*GIVEN ENTRIES:*
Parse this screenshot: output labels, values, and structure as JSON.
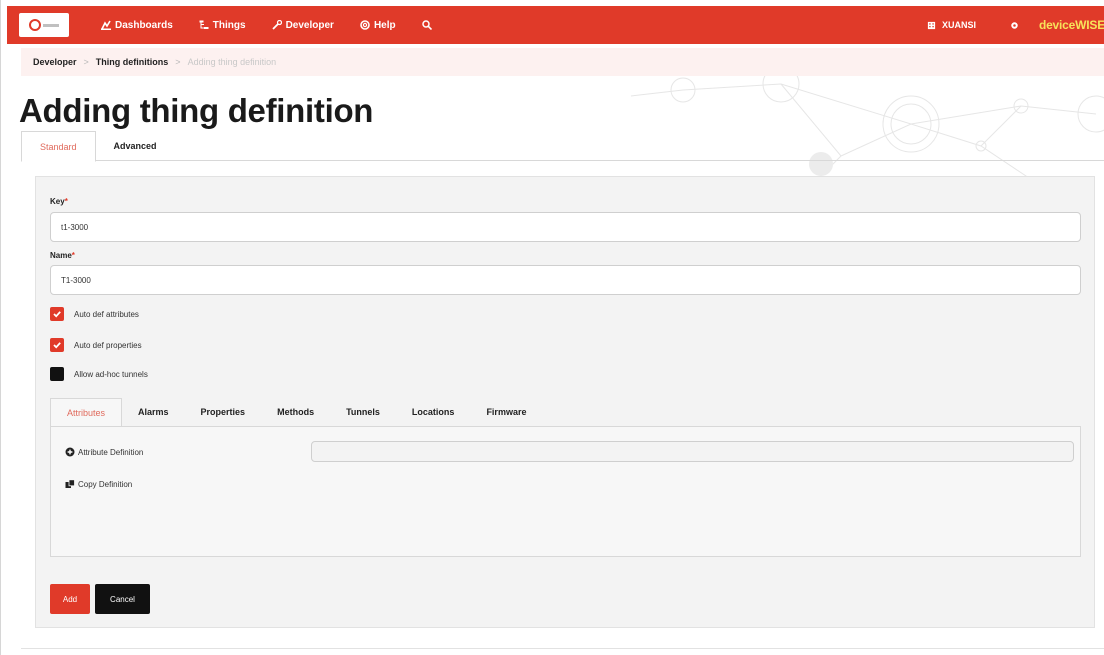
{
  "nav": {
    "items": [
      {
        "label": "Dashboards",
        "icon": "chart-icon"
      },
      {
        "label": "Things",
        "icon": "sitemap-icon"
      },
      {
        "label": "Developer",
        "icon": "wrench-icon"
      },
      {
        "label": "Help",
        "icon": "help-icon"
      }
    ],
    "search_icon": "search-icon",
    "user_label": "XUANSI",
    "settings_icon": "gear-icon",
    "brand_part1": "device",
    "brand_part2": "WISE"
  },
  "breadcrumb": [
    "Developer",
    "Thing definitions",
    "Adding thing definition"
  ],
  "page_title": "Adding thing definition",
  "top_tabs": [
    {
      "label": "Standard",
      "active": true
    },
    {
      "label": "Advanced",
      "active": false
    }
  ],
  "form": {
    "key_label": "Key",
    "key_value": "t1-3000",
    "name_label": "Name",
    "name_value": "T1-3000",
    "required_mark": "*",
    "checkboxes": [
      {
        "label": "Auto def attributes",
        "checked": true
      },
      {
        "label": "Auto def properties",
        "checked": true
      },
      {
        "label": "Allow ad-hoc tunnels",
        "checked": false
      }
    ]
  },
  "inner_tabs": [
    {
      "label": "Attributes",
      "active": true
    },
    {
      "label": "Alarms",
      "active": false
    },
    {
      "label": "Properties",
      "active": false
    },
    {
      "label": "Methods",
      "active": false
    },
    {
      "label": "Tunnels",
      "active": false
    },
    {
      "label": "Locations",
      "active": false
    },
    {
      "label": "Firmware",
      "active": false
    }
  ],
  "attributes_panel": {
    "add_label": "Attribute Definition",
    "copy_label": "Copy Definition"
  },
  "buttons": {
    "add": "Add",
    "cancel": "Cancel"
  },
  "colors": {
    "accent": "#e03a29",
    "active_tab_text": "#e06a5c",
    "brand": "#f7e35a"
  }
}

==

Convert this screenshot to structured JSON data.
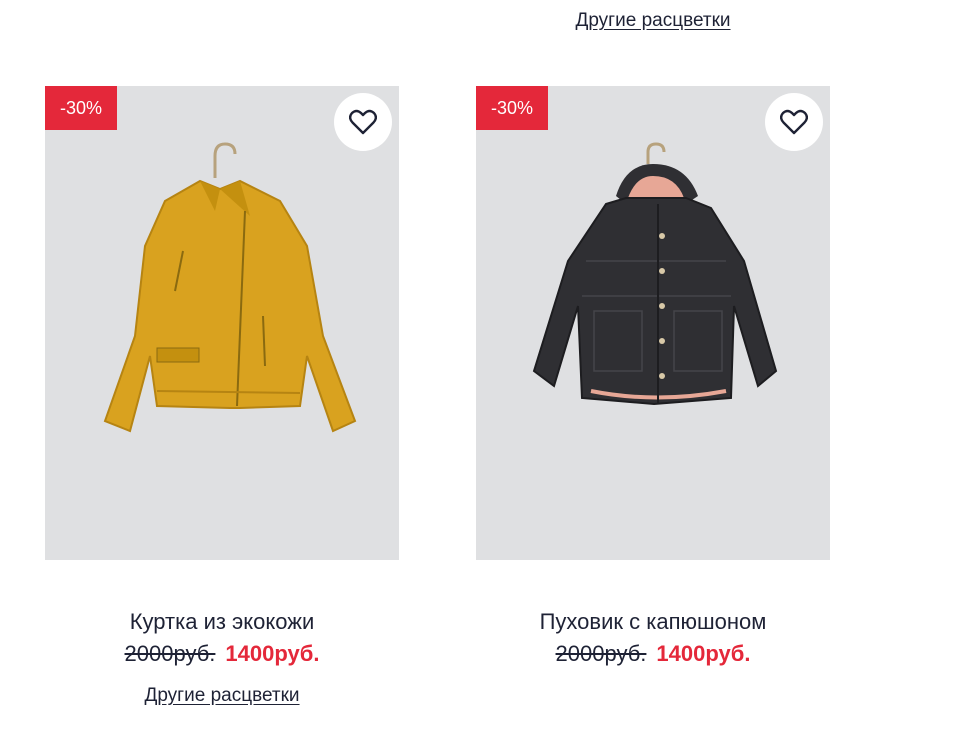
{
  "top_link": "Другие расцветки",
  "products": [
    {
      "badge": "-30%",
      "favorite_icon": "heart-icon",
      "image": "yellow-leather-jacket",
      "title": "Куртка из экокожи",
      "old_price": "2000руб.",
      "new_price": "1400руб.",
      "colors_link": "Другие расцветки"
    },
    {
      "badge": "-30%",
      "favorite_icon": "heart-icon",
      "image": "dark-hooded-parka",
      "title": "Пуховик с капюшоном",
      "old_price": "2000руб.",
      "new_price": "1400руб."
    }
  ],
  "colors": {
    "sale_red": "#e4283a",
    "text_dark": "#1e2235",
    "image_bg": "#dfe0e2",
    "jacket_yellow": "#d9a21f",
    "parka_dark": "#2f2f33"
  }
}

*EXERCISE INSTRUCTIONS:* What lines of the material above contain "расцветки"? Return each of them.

*RESULT BELOW:*
  "top_link": "Другие расцветки",
      "colors_link": "Другие расцветки"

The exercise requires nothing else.